Task description » Look through the listing below for lines containing the word "você". State only their number.
*** Opening of Data for the task ***
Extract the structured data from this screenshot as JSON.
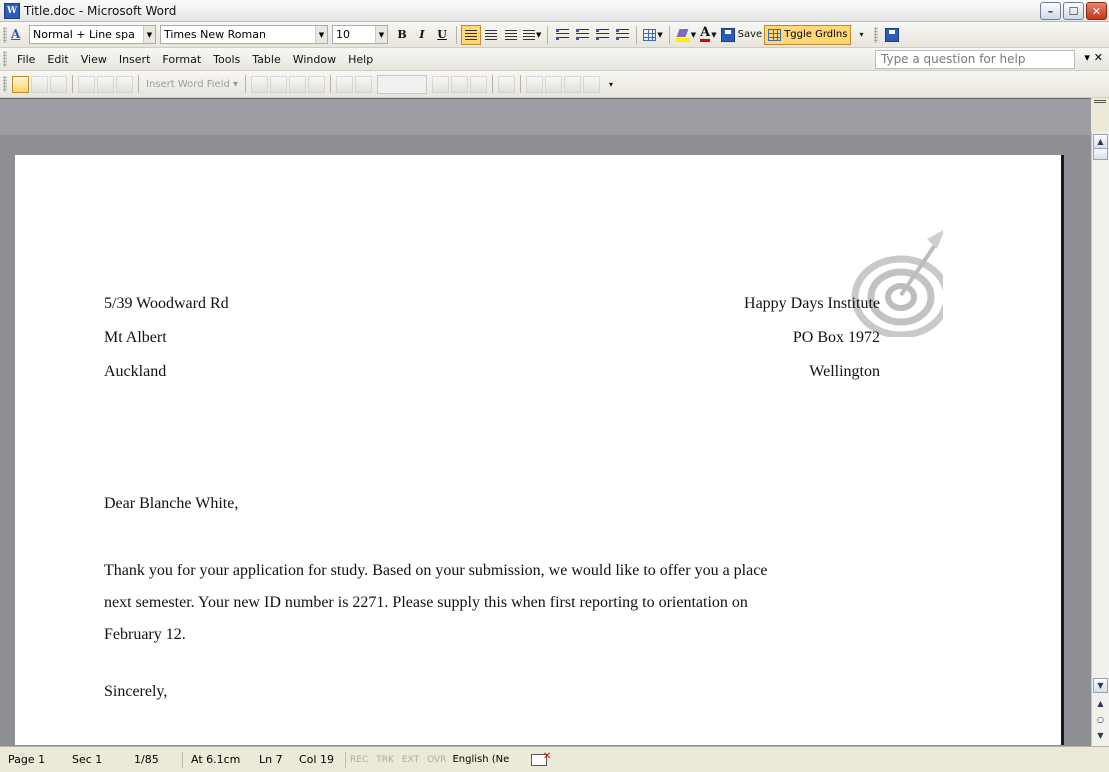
{
  "window": {
    "title": "Title.doc - Microsoft Word",
    "app_icon_letter": "W",
    "controls": {
      "minimize": "–",
      "maximize": "☐",
      "close": "✕"
    }
  },
  "formatting_toolbar": {
    "style_value": "Normal + Line spa",
    "font_value": "Times New Roman",
    "size_value": "10",
    "bold": "B",
    "italic": "I",
    "underline": "U",
    "font_color_glyph": "A",
    "save_label": "Save",
    "toggle_gridlines_label": "Tggle Grdlns"
  },
  "menu_bar": {
    "items": [
      "File",
      "Edit",
      "View",
      "Insert",
      "Format",
      "Tools",
      "Table",
      "Window",
      "Help"
    ],
    "help_placeholder": "Type a question for help",
    "close_glyph": "▾ ✕"
  },
  "mail_merge_toolbar": {
    "insert_word_field": "Insert Word Field ▾"
  },
  "document": {
    "sender": [
      "5/39 Woodward Rd",
      "Mt Albert",
      "Auckland"
    ],
    "recipient": [
      "Happy Days Institute",
      "PO Box 1972",
      "Wellington"
    ],
    "salutation": "Dear Blanche White,",
    "body": [
      "Thank you for your application for study. Based on your submission, we would like to offer you a place",
      "next semester. Your new ID number is 2271. Please supply this when first reporting to orientation on",
      "February 12."
    ],
    "closing": "Sincerely,"
  },
  "status_bar": {
    "page": "Page 1",
    "section": "Sec 1",
    "page_of": "1/85",
    "at": "At 6.1cm",
    "line": "Ln 7",
    "col": "Col 19",
    "rec": "REC",
    "trk": "TRK",
    "ext": "EXT",
    "ovr": "OVR",
    "language": "English (Ne"
  },
  "colors": {
    "workspace": "#8e8f94",
    "active_button": "#ffd774",
    "title_icon": "#2a5cb8"
  }
}
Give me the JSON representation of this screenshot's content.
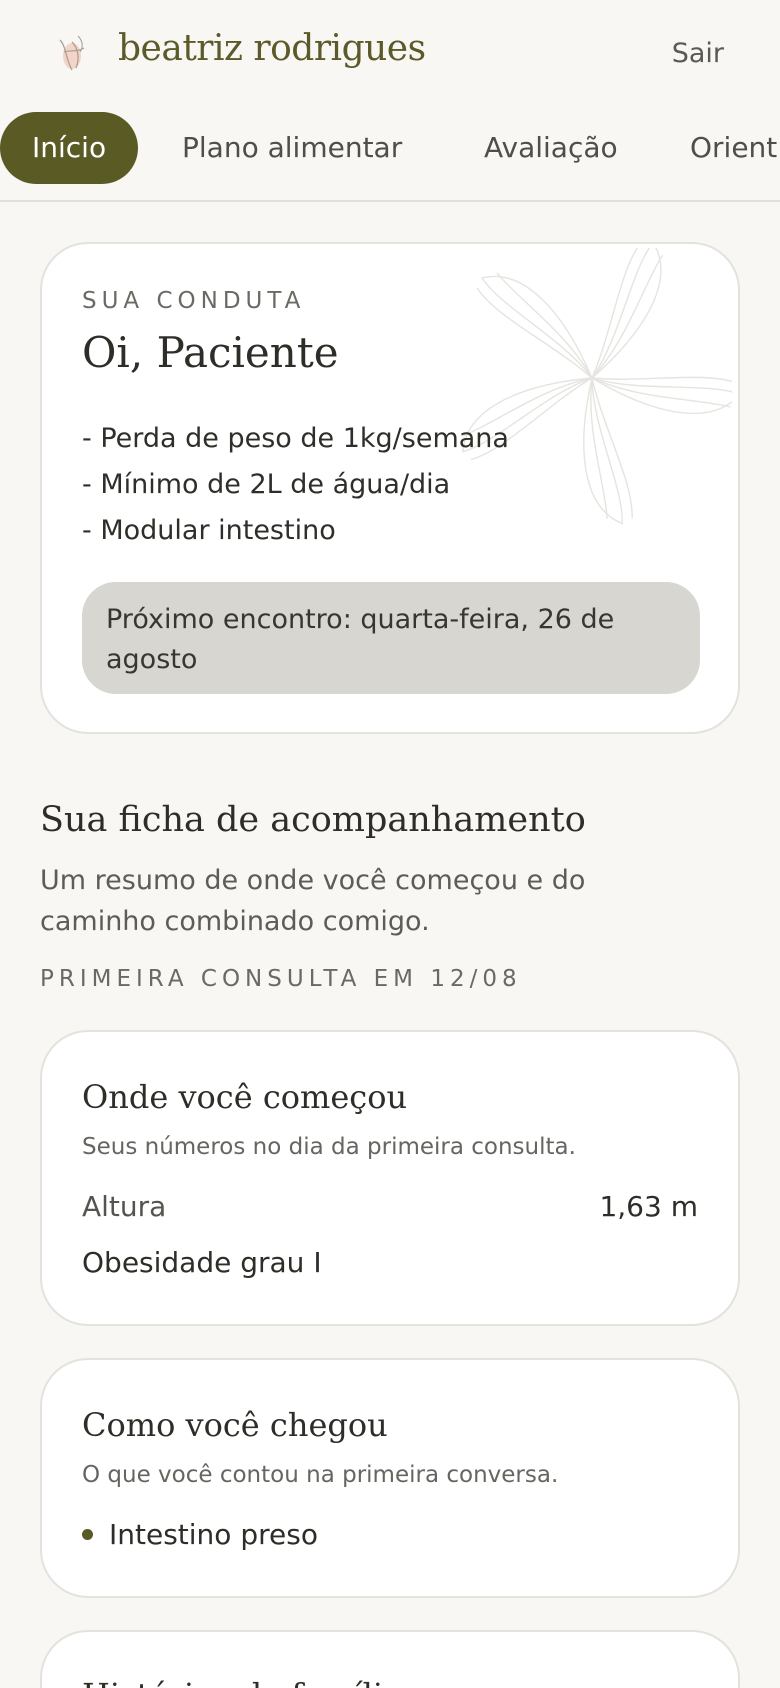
{
  "header": {
    "brand": "beatriz rodrigues",
    "logout_label": "Sair"
  },
  "tabs": [
    {
      "label": "Início",
      "active": true
    },
    {
      "label": "Plano alimentar",
      "active": false
    },
    {
      "label": "Avaliação",
      "active": false
    },
    {
      "label": "Orient",
      "active": false
    }
  ],
  "conduta": {
    "eyebrow": "SUA CONDUTA",
    "greeting": "Oi, Paciente",
    "lines": [
      "- Perda de peso de 1kg/semana",
      "- Mínimo de 2L de água/dia",
      "- Modular intestino"
    ],
    "next_meeting": "Próximo encontro: quarta-feira, 26 de agosto"
  },
  "ficha": {
    "title": "Sua ficha de acompanhamento",
    "subtitle": "Um resumo de onde você começou e do caminho combinado comigo.",
    "eyebrow": "PRIMEIRA CONSULTA EM 12/08"
  },
  "start_card": {
    "title": "Onde você começou",
    "subtitle": "Seus números no dia da primeira consulta.",
    "height_label": "Altura",
    "height_value": "1,63 m",
    "classification": "Obesidade grau I"
  },
  "arrived_card": {
    "title": "Como você chegou",
    "subtitle": "O que você contou na primeira conversa.",
    "items": [
      "Intestino preso"
    ]
  },
  "history_card": {
    "title": "Histórico de família"
  },
  "colors": {
    "accent": "#5a5a25",
    "background": "#f8f7f4",
    "card": "#ffffff",
    "pill": "#d8d6d1"
  }
}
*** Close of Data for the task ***
The completed task » 4